i begin with a question. it's the one perhaps most silly of all the questions on an "ashtanga yoga" website, and that is: what is ashtanga yoga? what is everyone talking about?
for years i've ducked, dodged, run away from and hid from spending too much time reading blogs, online essays, or gossip about this "ashtanga yoga". i found to do so was an irritant and usually left me feeling like something had crawled into my insides and nested. it felt dirty. it's simple, i'm sensitive and have learned to be mindful of what i take in. "it's not you, it's me". i suggest there is often a careless and compulsive nature in the way people express themselves from a distance (virtual space). there are times also when i'm completely moved and inspired by a piece of writing about ashtanga. on occasion a fellow practitioner or loved one sends something my way to read. anyone that brave knows me well enough to practice discrimination before making the decision to click send. the truth is i love my ideas to be challenged, and i also love to have my ideas reinforced, just like anyone else.

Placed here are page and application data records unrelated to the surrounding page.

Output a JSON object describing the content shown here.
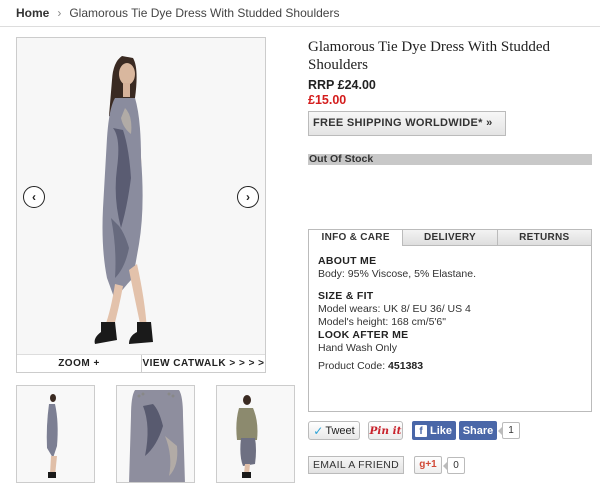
{
  "breadcrumb": {
    "home": "Home",
    "separator": "›",
    "current": "Glamorous Tie Dye Dress With Studded Shoulders"
  },
  "gallery": {
    "prev_icon": "‹",
    "next_icon": "›",
    "zoom_label": "ZOOM +",
    "catwalk_label": "VIEW CATWALK  > > > >"
  },
  "product": {
    "title": "Glamorous Tie Dye Dress With Studded Shoulders",
    "rrp": "RRP £24.00",
    "price": "£15.00",
    "shipping_label": "FREE SHIPPING WORLDWIDE*  »",
    "stock_status": "Out Of Stock"
  },
  "tabs": [
    {
      "label": "INFO & CARE"
    },
    {
      "label": "DELIVERY"
    },
    {
      "label": "RETURNS"
    }
  ],
  "info": {
    "about_head": "ABOUT ME",
    "about_body": "Body: 95% Viscose, 5% Elastane.",
    "size_head": "SIZE & FIT",
    "size_line1": "Model wears: UK 8/ EU 36/ US 4",
    "size_line2": "Model's height: 168 cm/5'6\"",
    "look_head": "LOOK AFTER ME",
    "look_body": "Hand Wash Only",
    "code_label": "Product Code:",
    "code_value": "451383"
  },
  "social": {
    "tweet": "Tweet",
    "pin": "Pin it",
    "like": "Like",
    "share": "Share",
    "fb_count": "1",
    "email": "EMAIL A FRIEND",
    "gplus": "g+1",
    "gplus_count": "0"
  },
  "colors": {
    "sale_price": "#d41d1d",
    "facebook": "#4a67a8",
    "out_of_stock_bar": "#c8c8c8"
  }
}
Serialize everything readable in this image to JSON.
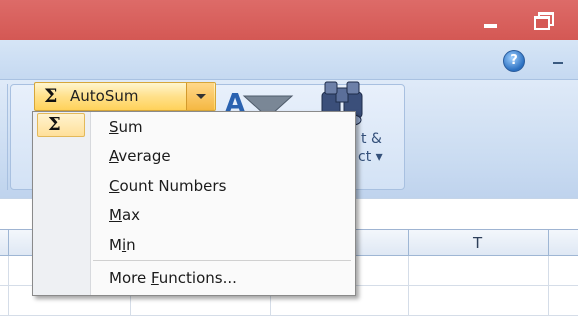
{
  "ribbon": {
    "autosum": {
      "symbol": "Σ",
      "label": "AutoSum"
    },
    "find_select": {
      "line1": "t &",
      "line2": "ct ▾"
    }
  },
  "help_icon": "?",
  "columns": {
    "visible_header": "T"
  },
  "autosum_menu": {
    "symbol": "Σ",
    "items": [
      {
        "label": "Sum",
        "access_key": "S"
      },
      {
        "label": "Average",
        "access_key": "A"
      },
      {
        "label": "Count Numbers",
        "access_key": "C"
      },
      {
        "label": "Max",
        "access_key": "M"
      },
      {
        "label": "Min",
        "access_key": "i"
      },
      {
        "label": "More Functions...",
        "access_key": "F"
      }
    ]
  },
  "colors": {
    "titlebar": "#d55955",
    "ribbon": "#c9dbf1",
    "autosum_highlight": "#ffd25a"
  }
}
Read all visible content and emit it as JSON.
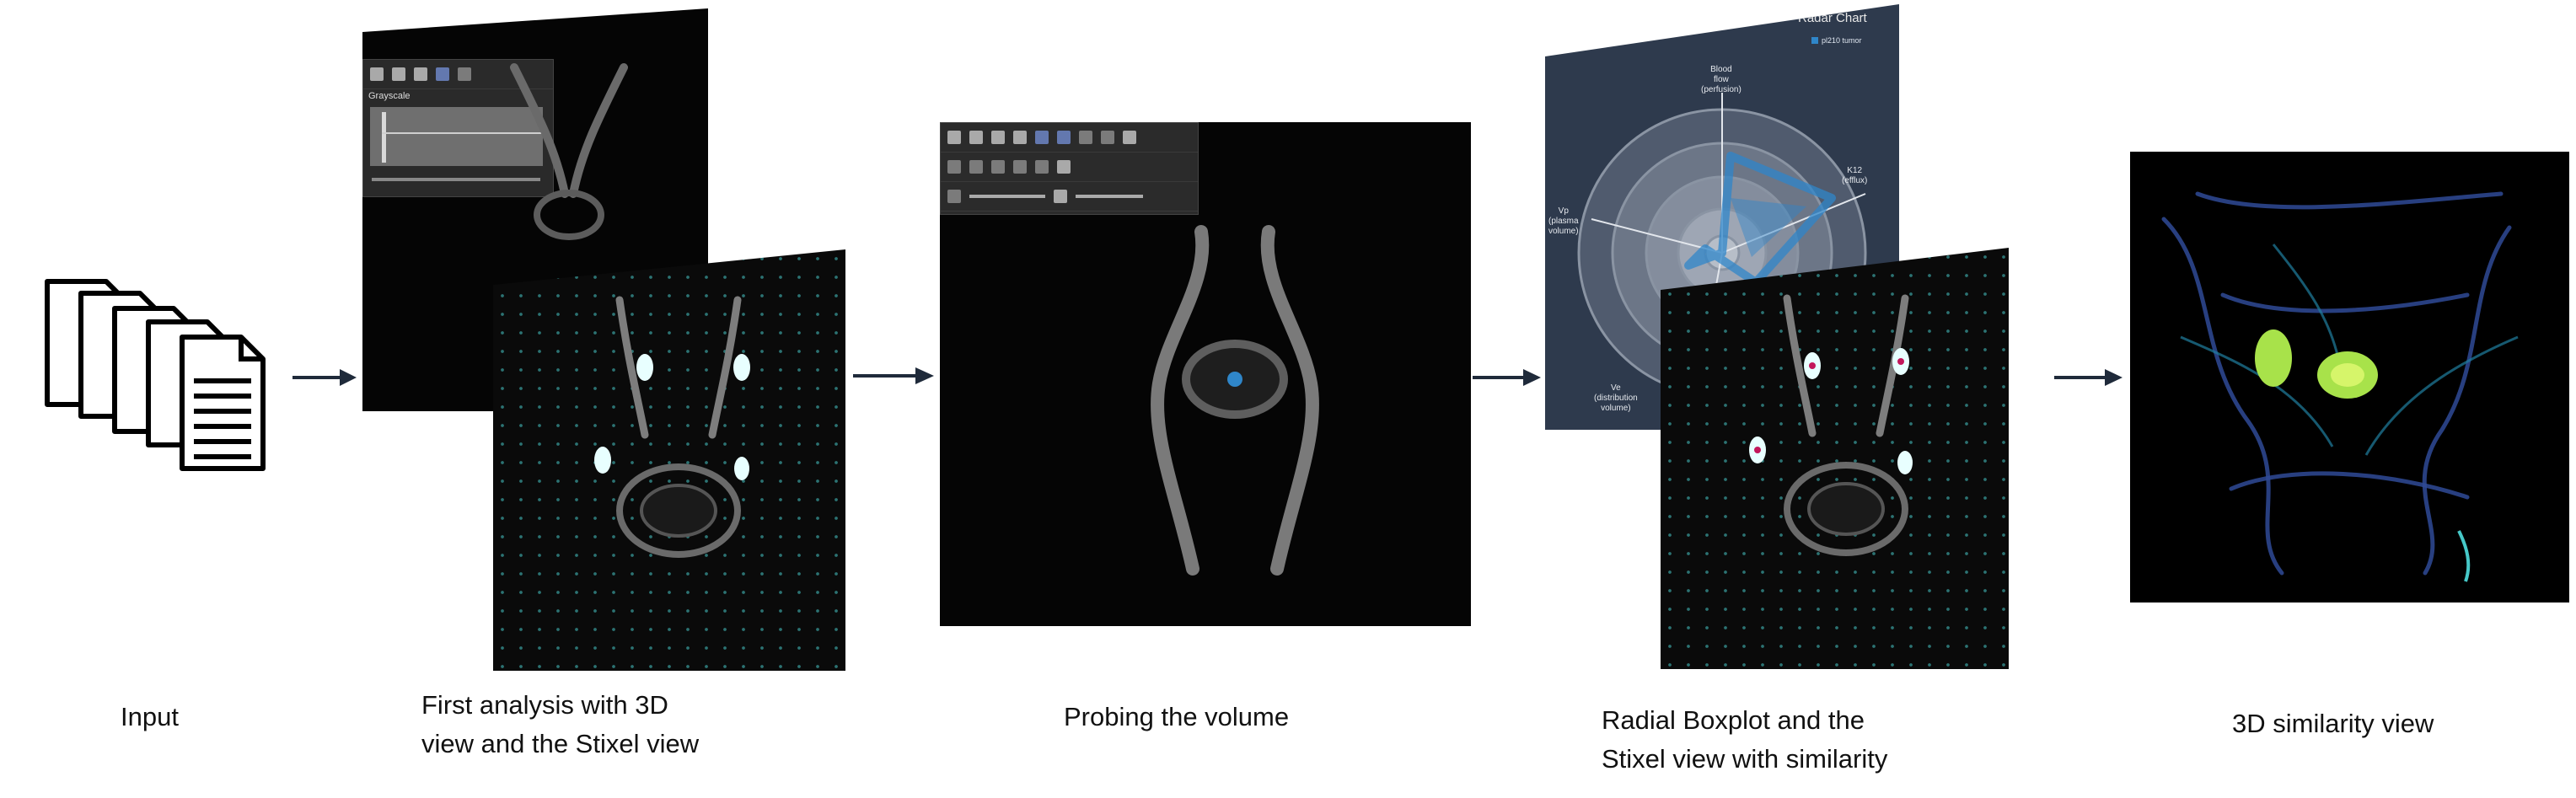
{
  "captions": {
    "input": "Input",
    "first_line1": "First analysis with 3D",
    "first_line2": "view and the Stixel view",
    "probing": "Probing the volume",
    "radial_line1": "Radial Boxplot and the",
    "radial_line2": "Stixel view with similarity",
    "similarity": "3D similarity view"
  },
  "first_panel": {
    "colormap_label": "Grayscale"
  },
  "radar": {
    "title": "Radar Chart",
    "legend_label": "pl210 tumor",
    "axis_labels": {
      "top": [
        "Blood",
        "flow",
        "(perfusion)"
      ],
      "right": [
        "K12",
        "(efflux)"
      ],
      "left": [
        "Vp",
        "(plasma",
        "volume)"
      ],
      "bottom": [
        "Ve",
        "(distribution",
        "volume)"
      ]
    }
  },
  "colors": {
    "arrow": "#1f2a3a",
    "panel_bg": "#050505",
    "radar_bg": "#2e3a4d",
    "radar_series": "#2f86c9",
    "stixel_dots": "#46c8c8",
    "similarity_green": "#a8e24a",
    "similarity_blue": "#3a58a8"
  }
}
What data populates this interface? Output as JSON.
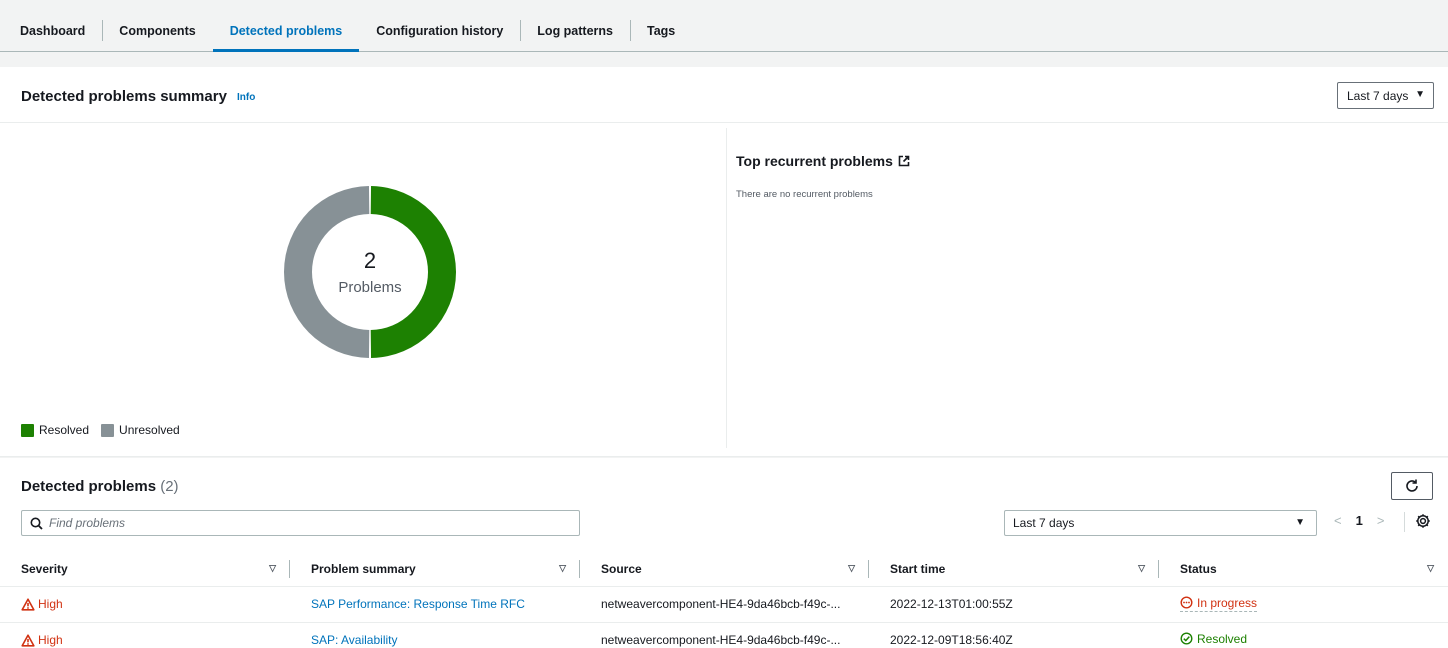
{
  "tabs": [
    {
      "label": "Dashboard",
      "active": false
    },
    {
      "label": "Components",
      "active": false
    },
    {
      "label": "Detected problems",
      "active": true
    },
    {
      "label": "Configuration history",
      "active": false
    },
    {
      "label": "Log patterns",
      "active": false
    },
    {
      "label": "Tags",
      "active": false
    }
  ],
  "summary": {
    "title": "Detected problems summary",
    "info_label": "Info",
    "range": "Last 7 days",
    "donut": {
      "total": "2",
      "label": "Problems",
      "resolved_fraction": 0.5,
      "unresolved_fraction": 0.5
    },
    "legend": {
      "resolved": "Resolved",
      "unresolved": "Unresolved"
    },
    "colors": {
      "resolved": "#1d8102",
      "unresolved": "#879196",
      "accent": "#0073bb",
      "error": "#d13212"
    },
    "recurrent_title": "Top recurrent problems",
    "recurrent_empty": "There are no recurrent problems"
  },
  "problems": {
    "title": "Detected problems",
    "count": "(2)",
    "search_placeholder": "Find problems",
    "filter_range": "Last 7 days",
    "page": "1",
    "columns": [
      "Severity",
      "Problem summary",
      "Source",
      "Start time",
      "Status"
    ],
    "rows": [
      {
        "severity": "High",
        "summary": "SAP Performance: Response Time RFC",
        "source": "netweavercomponent-HE4-9da46bcb-f49c-...",
        "start": "2022-12-13T01:00:55Z",
        "status": "In progress"
      },
      {
        "severity": "High",
        "summary": "SAP: Availability",
        "source": "netweavercomponent-HE4-9da46bcb-f49c-...",
        "start": "2022-12-09T18:56:40Z",
        "status": "Resolved"
      }
    ]
  }
}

there are countless essays, blogs, articles, and lengthy discussions about ashtanga yoga. when i move beyond my conditioned reaction, i ask myself, why is so much written about ashtanga yoga?
my first job in new york city was at the strand bookstore, a famous book shop that claims to have 18 miles of books. well, i don't know how many miles of art books they had but they had a shitload, i can tell you that. the art section was in the basement. it smelled like mold and the books rose in disorganized piles from the floor blocking access to the books behind them. after some months working there, i was looking around in complete awe at how much had been written about art…thousands and thousands of books about art…one form of language used to frame another. it became clear to me that all of this writing, although intellectually stimulating, couldn't effectively frame the experience someone has when confronted with a work of art. no one can explain to me (rather take away from me) the experience of tears gathering in my eyes when i saw my first mark rothko painting. when asked about the artists and artworks i've been most moved by throughout the years i still cannot find the words to express. art, the sublime, love, god, and perhaps yoga are imbued with mysterious and magical qualities. it is these very qualities that keeps them living subjects, alive and beyond the scope of language. i suggest that perhaps not every question needs an answer. perhaps wading through the line of questions that life brings along is enough.
so i ask, what is ashtanga yoga? when we discuss it amongst one another, what are we really talking about, poses…the order of them? yoga practice is deeply personal. deeply personal! why is there such a need to connect with others about the surface details of it all? does ashtanga yoga have a beginning and an end? is ashtanga doing the "same poses" every day? is it how deeply you fold forward? or is it catching your ankles in back bending? is it showing up with consistency every day for yourself? or is it ekam inhale, lift your arms up? is it ten breaths sitting in lotus? is it something young people do, or can old people do it? what is young and old? is ashtanga some advanced series?…if so, then most of us are screwed and damned to yoga hell! :) ashtanga is simply a framework, a tool. the yoga itself is your relationships via this tool. i have no answers. if i did i would probably stop practicing yoga. the practice for me is allowing enough space to ask more questions. and no container, framework, or language is large enough to contain the possibilities that arise from an in depth study of oneself.
one of the more important things at this particular time in the history of this practice is to remember that ashtanga yoga is not a tool to exacerbate our tendencies to constantly judge ourselves and compare to others. it is instead a discipline and tool to exercise our freedom. how that looks for each of us as individuals will take plenty of time, work, and particularly love to unveil.